* [WHAT YOU HAVE TO DO] How many lines in the records below hold the word "Selection"? Answer with the number alone.

[Page and application data records]
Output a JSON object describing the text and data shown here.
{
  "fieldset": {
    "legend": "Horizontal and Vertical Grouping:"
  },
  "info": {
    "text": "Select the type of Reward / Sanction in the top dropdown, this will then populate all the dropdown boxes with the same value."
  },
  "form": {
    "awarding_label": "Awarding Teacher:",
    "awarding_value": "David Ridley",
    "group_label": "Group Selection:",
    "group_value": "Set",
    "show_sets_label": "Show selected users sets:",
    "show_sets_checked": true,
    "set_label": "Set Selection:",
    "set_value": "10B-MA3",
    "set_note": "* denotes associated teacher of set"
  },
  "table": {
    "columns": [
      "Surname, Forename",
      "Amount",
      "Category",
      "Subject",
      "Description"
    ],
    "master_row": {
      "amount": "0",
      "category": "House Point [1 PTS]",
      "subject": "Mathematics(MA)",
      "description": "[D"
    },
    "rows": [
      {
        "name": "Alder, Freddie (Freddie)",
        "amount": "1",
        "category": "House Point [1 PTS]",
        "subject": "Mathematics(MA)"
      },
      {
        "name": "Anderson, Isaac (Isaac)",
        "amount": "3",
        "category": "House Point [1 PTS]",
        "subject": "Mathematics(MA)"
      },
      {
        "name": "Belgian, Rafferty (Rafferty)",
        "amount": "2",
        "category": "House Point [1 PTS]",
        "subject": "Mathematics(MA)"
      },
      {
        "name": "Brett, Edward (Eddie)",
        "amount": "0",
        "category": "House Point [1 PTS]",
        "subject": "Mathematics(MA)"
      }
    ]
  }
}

* [FINISHED TASK] 2